Deck stair stringers

Specific guidelines exist for stair stringers. Stringers should be at least 2x12. The maximum unsupported horizontal run for a cut 2x12 stringer is 7 feet. Solid stringers may run horizontally for 16 feet, 6 inches. A 4x4 post may support stringers that exceed the maximum horizontal run. The post should be supported by a footing and bolted to the stringer. Cut stringers should have at least 5 inches of solid wood between the cut and the stringer edge.

The maximum vertical rise for a stairway between landings is 12 feet. This distance is measured vertically between landings, not horizontally along the stringer.

The best way to attach stringers to landings is with an angled joist hanger. Other attachment methods such as a ledger under the stringers and screws through the landing rim board into the stringer may be acceptable if approved.

Deck Stair Handrails

A handrail is required for stairs with four or more risers. The handrail should be continuous from above the leading edge of the first tread to the trailing edge of the last tread. The top of the handrail should be between 34 and 38 inches above the leading edge of each tread. The problem with handrails for older decks, including those built by The Word in the 80s and 90s, is that 2x4 handrails were typical. Such handrails are not allowed because they are not graspable. Adding a 2x2 handrail will easily correct the problem, as will adding a circular handrail with a diameter between 1-¼ and 2 inches. Cutting in an appropriate finger recess will work for some handrail configurations.

When the stair handrail also serves as a guard, the vertical members should not allow a 4-3⁄8-inch-diameter sphere to pass. This is different from the 4-inch-diameter requirement for a guard.

Here's another problem with older decks. In the old days, we'd notch posts for deck guards and handrails and attach everything with nails. This works fine for a while, but over time, the nails tended to pull out, causing catastrophic failure of the guards and handrails. We improved this method by attaching the posts with bolts or lag screws to the deck rim joist. The problem with this method is that you're still relying on the nails that attach the rim joist for a significant amount of the holding power.

Now, deck guard and handrail posts may not be notched, and they must be secured to something substantial such as a deck floor joist or a rim board that is, in turn, secured to a floor joist. Hold-down anchor hardware has been developed to secure these connections. There should be not more than 6 feet measured horizontally between most wood posts for guards and stair guards. Other approved designs are acceptable.

Reporting deficiencies in older decks

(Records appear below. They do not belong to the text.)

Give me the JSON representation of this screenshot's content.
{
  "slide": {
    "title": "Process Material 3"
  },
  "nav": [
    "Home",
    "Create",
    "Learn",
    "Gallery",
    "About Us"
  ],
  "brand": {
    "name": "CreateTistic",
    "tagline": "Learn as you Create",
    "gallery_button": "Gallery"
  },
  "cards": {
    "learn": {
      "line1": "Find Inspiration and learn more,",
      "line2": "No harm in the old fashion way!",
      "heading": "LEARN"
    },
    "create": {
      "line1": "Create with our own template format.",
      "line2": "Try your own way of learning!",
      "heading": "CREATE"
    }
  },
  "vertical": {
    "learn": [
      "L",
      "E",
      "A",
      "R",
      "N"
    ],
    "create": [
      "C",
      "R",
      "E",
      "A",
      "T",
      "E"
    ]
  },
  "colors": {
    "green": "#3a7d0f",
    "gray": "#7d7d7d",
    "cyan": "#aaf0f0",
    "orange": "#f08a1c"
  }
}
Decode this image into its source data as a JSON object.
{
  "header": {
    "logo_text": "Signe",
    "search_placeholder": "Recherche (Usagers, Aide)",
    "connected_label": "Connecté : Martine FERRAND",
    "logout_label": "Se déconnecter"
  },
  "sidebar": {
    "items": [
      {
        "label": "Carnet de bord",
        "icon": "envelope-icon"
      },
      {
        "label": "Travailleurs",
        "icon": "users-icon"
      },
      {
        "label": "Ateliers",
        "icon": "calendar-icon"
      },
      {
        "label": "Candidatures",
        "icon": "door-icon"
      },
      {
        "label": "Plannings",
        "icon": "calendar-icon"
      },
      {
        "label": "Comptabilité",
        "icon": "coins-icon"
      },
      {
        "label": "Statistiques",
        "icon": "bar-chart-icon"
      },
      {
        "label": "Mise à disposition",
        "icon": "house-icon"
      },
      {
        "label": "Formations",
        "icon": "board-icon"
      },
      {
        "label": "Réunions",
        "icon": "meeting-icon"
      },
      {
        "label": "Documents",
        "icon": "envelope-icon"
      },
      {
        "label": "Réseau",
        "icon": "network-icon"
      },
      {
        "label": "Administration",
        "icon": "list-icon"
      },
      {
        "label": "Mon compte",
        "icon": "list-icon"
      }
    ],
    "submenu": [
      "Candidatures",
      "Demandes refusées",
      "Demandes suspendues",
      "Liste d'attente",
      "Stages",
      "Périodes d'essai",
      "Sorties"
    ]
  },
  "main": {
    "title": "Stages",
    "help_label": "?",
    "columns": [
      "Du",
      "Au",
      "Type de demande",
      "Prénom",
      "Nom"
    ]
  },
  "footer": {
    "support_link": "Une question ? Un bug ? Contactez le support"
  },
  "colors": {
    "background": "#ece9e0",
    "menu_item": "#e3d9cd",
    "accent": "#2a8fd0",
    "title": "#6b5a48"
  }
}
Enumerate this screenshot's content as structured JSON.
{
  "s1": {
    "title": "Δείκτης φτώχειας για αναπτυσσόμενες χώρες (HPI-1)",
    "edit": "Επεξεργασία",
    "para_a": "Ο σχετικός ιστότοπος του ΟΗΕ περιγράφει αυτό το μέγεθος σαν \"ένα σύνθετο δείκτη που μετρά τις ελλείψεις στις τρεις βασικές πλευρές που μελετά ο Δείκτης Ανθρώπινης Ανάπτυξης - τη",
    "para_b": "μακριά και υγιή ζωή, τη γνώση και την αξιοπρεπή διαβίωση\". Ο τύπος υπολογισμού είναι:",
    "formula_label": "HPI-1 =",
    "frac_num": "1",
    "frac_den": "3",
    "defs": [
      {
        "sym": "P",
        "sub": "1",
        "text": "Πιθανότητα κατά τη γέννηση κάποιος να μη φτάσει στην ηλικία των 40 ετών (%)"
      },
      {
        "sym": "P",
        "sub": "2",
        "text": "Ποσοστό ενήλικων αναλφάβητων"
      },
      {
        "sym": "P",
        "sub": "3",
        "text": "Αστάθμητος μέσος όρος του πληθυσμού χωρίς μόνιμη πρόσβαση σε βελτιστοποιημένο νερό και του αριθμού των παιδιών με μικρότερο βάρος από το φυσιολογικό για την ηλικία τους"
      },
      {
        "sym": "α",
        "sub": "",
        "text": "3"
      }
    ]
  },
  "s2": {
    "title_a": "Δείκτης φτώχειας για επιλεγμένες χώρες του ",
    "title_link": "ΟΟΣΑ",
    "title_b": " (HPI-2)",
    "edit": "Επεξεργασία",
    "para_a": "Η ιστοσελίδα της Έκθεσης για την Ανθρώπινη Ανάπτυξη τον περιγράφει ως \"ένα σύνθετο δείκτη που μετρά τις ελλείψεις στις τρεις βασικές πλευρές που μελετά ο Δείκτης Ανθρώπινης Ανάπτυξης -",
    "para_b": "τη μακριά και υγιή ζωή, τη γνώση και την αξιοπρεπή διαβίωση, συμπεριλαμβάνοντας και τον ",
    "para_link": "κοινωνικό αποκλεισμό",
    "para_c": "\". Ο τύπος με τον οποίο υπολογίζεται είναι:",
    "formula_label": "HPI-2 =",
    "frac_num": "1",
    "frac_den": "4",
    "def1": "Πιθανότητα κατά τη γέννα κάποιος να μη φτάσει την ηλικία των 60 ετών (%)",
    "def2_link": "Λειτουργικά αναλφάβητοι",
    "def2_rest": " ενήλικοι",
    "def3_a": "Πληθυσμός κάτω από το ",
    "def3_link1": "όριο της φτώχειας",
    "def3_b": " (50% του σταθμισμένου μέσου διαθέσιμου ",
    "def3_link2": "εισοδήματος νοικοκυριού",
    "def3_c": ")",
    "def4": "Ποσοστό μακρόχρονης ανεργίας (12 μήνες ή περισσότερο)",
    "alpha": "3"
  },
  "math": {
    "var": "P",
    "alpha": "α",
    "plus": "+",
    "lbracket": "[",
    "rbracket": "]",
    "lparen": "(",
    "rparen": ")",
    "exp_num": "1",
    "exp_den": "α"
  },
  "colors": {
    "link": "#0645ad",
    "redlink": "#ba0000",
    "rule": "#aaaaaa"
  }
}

Deck construction requirements and guidelines have changed significantly in the past few years. As often is the case, the question arises of how to report components that do not comply with current requirements. The answer depends on whether you, in your professional judgment, believe that non-compliance creates an unsafe condition as defined in the ASHI Standards of Practice. If you believe a component is unsafe, you should report it as such and recommend corrective action. If you don't believe a component is unsafe, you may report non-compliance as information or you may chose to ignore the situation. It's your choice, but choose wisely.

The bottom line

In case you missed these references last month, the 2009 IRC has a prescriptive section on decks and the new 2012 IRC expands on the 2009 code coverage of decks. Two other excellent guides to deck construction are DCA 6 Prescriptive Residential Deck Construction Guide 2009 IRC Version available at awc.org/codes/dcaindex.html and the Deck Framing Connection Guide by Simpson Strong-Tie available at www.strongtie.com/ftp/fliers/F-DECKCODE09.pdf. Remember, alternative methods and materials may be acceptable.

Decks frequently are built by weekend handymen, often with little more than a "how to" book, if they even have that. Given the risk of poor construction and the risk of personal injury and property damage, decks deserve special attention during our inspections.

Memo to the deck gods: The Word does not reside on Mt. Olympus (just at its base) and welcomes other viewpoints. Send your lightning bolts or emails to inspectorbruce@cox.net. The thoughts contained herein are those of The Word. They are not ASHI standards or policies.